Presidential spokesman Sediq Sediqqi on Monday said that recent attacks indicated that the Taliban’s war mindset has not changed, but he stressed that the Afghan government will continue peace efforts, despite the delayed exchange of three Haqqani Network prisoners for two Western professors.
Sediqqi said the attacks have affected the peace process, referring to, among others, a blast in Kabul on Wednesday that killed at least 12 people, including children.
“Our commitment, our will for peace is clear and real. But our opposite side does not have anything except violence, which, unfortunately…affects our people,” he said.
But a member of the High Peace Council, Habiba Sarabi, at an event today featuring public opinion research done by the Public Studies Institute of Afghanistan, said today’s Taliban is no different than the conservative Taliban regime of the 1990s, in terms of mindset.
“The Taliban are those who came in 1996 and captured Kabul.
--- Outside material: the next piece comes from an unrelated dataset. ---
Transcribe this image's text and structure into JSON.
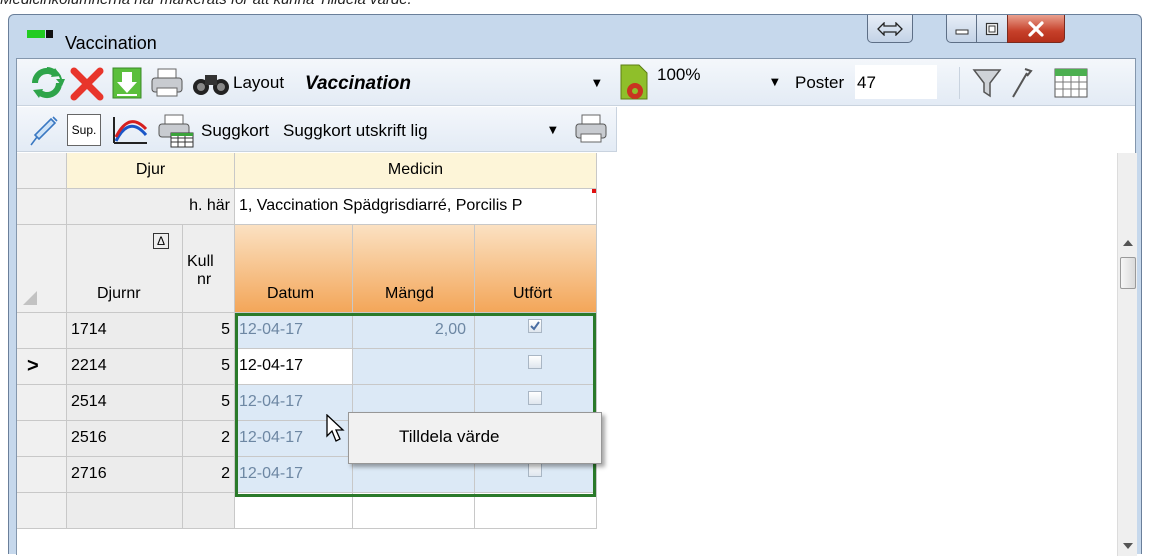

We do not discuss the fact that they were split into different factions. Those who attend the talks are those who have come in contact with the international community,” said Habiba Sarabi, deputy head of the High Peace Council.
The Public Studies Institute of Afghanistan collected the views of 2,600 citizens from 12 provinces. According to researchers, the questions asked covered issues like governance, general improvements in Afghanistan, foreign forces withdrawal, and the results of the peace talks.
Some at the event voiced the opinion that the national priority should be the safeguarding achievements in Afghanistan rather than focusing on the peace deal.
“The prisoner release has not yielded a result, and the Taliban has not treated this matter as important. Under the current situation, the release of the prisoners will complicate the issue instead of helping it,” said Nahid Farid, an MP.
“These achievements can be maintained if our national institutions are kept, and the counterterrorism responsibility is given to Afghanistan in a responsible way, and if the foreign forces withdrawal is made responsibly,” said Jawed Ludin, former deputy minister of foreign affairs.